We, like everyone, have our cash crops – but they are for the most part, overages – and they follow on top of our prioritizing our getting our own food from our own land. We are not doctinaire about this – I have grown small grains, but don’t grow much of them. Instead, we grow lots of potatoes and sweet potatoes and substitute these for some of our grains, while buying our other staples sustainably from small producers in bulk. There are some crops I don’t grow – because I save seed, I grow only one crop of sweet corn, and we happily devour the stuff from the farmstand in the valley. I eat their tomatoes for a couple of weeks before mine are ripe. I get peaches from a farmer down the hill in a warmer place than mine. We are hardly perfectly consistent.

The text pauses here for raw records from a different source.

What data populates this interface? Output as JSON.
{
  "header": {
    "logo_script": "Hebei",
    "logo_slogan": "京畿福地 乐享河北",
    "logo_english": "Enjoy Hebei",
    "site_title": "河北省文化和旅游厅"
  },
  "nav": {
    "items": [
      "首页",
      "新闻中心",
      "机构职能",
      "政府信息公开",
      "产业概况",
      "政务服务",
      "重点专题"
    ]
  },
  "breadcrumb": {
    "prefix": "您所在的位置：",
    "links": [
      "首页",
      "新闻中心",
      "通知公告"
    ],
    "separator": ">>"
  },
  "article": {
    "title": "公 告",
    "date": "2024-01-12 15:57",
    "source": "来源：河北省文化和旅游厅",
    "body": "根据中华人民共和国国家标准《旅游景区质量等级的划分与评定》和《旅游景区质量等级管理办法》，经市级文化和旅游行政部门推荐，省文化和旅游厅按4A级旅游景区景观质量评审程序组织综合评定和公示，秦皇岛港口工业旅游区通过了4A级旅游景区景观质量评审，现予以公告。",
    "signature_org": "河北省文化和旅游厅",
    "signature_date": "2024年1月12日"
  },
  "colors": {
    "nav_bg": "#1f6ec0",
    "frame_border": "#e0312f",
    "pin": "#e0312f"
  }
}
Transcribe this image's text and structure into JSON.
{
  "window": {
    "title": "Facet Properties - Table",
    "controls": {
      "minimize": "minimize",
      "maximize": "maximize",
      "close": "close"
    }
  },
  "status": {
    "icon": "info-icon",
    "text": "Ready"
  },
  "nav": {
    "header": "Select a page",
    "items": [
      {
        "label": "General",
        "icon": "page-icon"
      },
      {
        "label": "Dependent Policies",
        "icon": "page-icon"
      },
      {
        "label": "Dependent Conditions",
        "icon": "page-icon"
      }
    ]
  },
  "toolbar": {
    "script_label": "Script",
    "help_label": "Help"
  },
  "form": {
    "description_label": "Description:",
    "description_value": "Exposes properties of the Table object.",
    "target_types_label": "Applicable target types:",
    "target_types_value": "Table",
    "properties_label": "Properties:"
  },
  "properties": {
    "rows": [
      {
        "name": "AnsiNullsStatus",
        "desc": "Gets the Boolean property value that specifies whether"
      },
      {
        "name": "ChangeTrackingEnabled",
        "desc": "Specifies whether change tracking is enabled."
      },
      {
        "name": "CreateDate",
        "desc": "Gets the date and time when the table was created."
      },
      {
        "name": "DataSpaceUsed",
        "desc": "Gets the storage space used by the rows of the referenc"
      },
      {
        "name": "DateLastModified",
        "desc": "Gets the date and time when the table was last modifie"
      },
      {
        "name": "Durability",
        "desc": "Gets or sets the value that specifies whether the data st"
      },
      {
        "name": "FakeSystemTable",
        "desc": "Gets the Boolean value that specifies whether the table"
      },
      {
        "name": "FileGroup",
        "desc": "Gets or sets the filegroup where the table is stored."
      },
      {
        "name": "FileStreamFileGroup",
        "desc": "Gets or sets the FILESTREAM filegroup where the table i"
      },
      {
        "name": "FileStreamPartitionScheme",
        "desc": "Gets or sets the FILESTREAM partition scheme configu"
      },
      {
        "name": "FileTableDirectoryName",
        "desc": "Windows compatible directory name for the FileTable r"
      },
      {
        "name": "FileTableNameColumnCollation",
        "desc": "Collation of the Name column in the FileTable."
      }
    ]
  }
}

And yet we produce all the milk we drink, except during the goats’ dry spell (and next year we’ll have staggered breeding and won’t have one) and many of our other dairy products (we still buy ice cream occasionally and butter locally) and all the eggs. We raise the vast majority of our meat, the vast majority of our vegetables, about half our fruit and about 1/3 of our staple foods. We do this not only during the growing season, but by preserving our food for winter and using season extension, also through winter.
Meanwhile, the crops we specialize in are ones that our land does best, or that we can do better than others. Pastured poultry, goat, lamb and eggs. Healthy livestock, raised for small scale production. Herbs and salad greens for the off season. Seeds we save. Native wetland plants for land restoration. Garden plants for other people’s gardens. Medicinal plants and dried herbs, produced in small batches with high quality. We are able to also experiment with other crops – with tree crops for winter feed, and with unusual fruits for making jams, juices and syrups, and new fiber crops. We can experiment with fertility improvement and soil building. We can do whatever we want within the real constraints of the land we have, the people and time we have, the tools we are willing to use, the money we have and the realities of agriculture. As my son Simon once wrote on a homemade pencil sign for our farm “Glenings (sp..actually Gleanings) Farm: Flora, Fauna and Food. That’s pretty much it.

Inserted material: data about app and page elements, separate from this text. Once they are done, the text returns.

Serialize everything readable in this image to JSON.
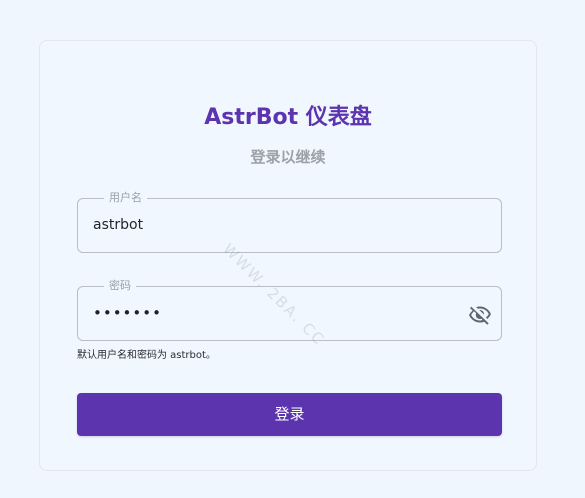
{
  "login": {
    "title": "AstrBot 仪表盘",
    "subtitle": "登录以继续",
    "username": {
      "label": "用户名",
      "value": "astrbot"
    },
    "password": {
      "label": "密码",
      "value": "•••••••",
      "toggle_icon": "eye-off-icon"
    },
    "hint": "默认用户名和密码为 astrbot。",
    "submit_label": "登录"
  },
  "watermark": "WWW. 2BA. CC",
  "colors": {
    "accent": "#5c35ae",
    "background": "#f0f6fd",
    "muted_text": "#9ca1a8"
  }
}
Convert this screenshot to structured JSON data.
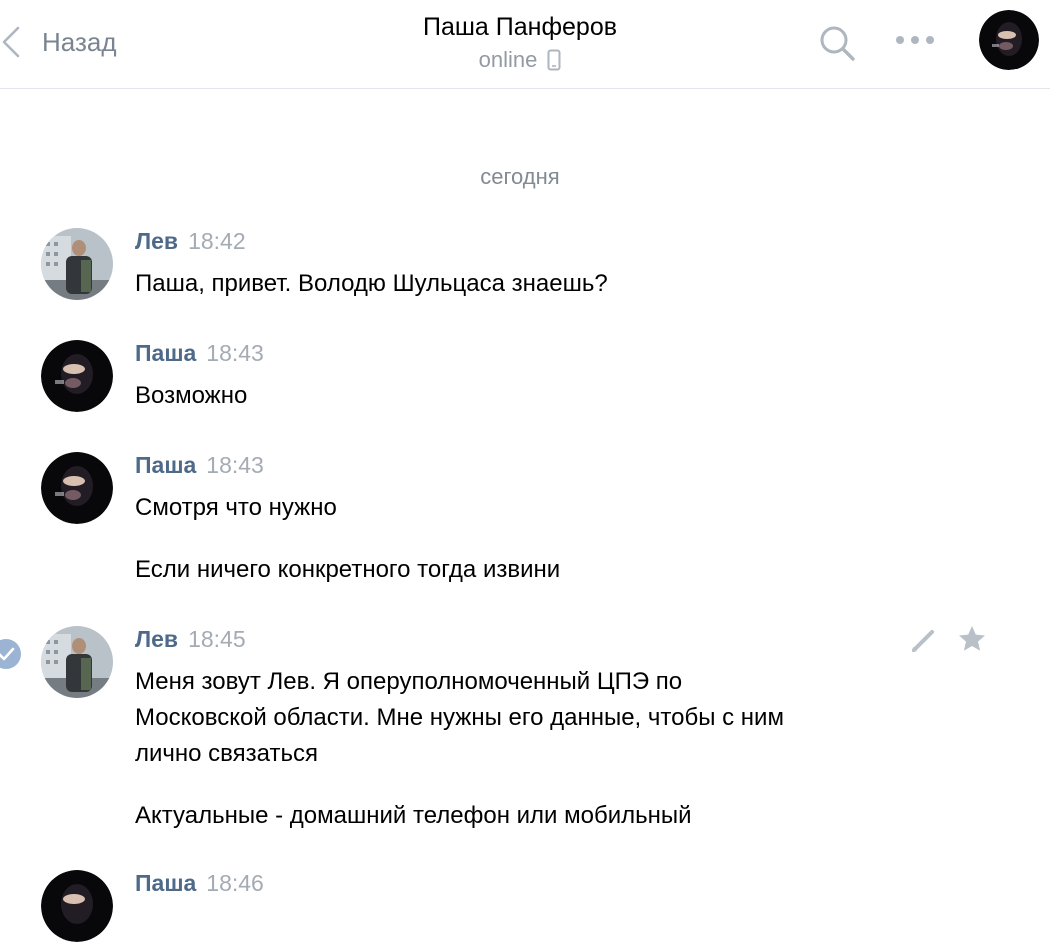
{
  "header": {
    "back_label": "Назад",
    "title": "Паша Панферов",
    "status": "online"
  },
  "date_separator": "сегодня",
  "messages": [
    {
      "author": "Лев",
      "time": "18:42",
      "lines": [
        "Паша, привет. Володю Шульцаса знаешь?"
      ]
    },
    {
      "author": "Паша",
      "time": "18:43",
      "lines": [
        "Возможно"
      ]
    },
    {
      "author": "Паша",
      "time": "18:43",
      "lines": [
        "Смотря что нужно",
        "Если ничего конкретного тогда извини"
      ]
    },
    {
      "author": "Лев",
      "time": "18:45",
      "lines": [
        "Меня зовут Лев. Я оперуполномоченный ЦПЭ по",
        "Московской области. Мне нужны его данные, чтобы с ним",
        "лично связаться",
        "Актуальные - домашний телефон или мобильный"
      ]
    },
    {
      "author": "Паша",
      "time": "18:46",
      "lines": []
    }
  ],
  "colors": {
    "author_name": "#4f6a89",
    "time": "#a4abb3",
    "secondary": "#828a93",
    "icon_gray": "#aeb6bf",
    "check_blue": "#9cb4d4"
  },
  "icons": [
    "back-chevron-icon",
    "phone-icon",
    "search-icon",
    "more-icon",
    "check-icon",
    "edit-icon",
    "star-icon"
  ]
}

I put myself in place here not to make any grand point – it is not that my farm magically duplicates the realities of small farms in the Global South – it doesn’t. It isn’t that my farm is just like the big farms only smaller – it isn’t. And yet, I like to think it is not only pretense that ties me both to larger and smaller farmers – because they too are bound by the realities that bind me – that the land and the life shape and control things in ways hard to explain to someone who has never done it. I do not think I fully realized, when I began to farm, how much the farm would decide about the shape of my life, or how much, in picking a place, a piece of land, I had determined my own future, the kind of farmer I would be, and the kind of person that farming would make me into.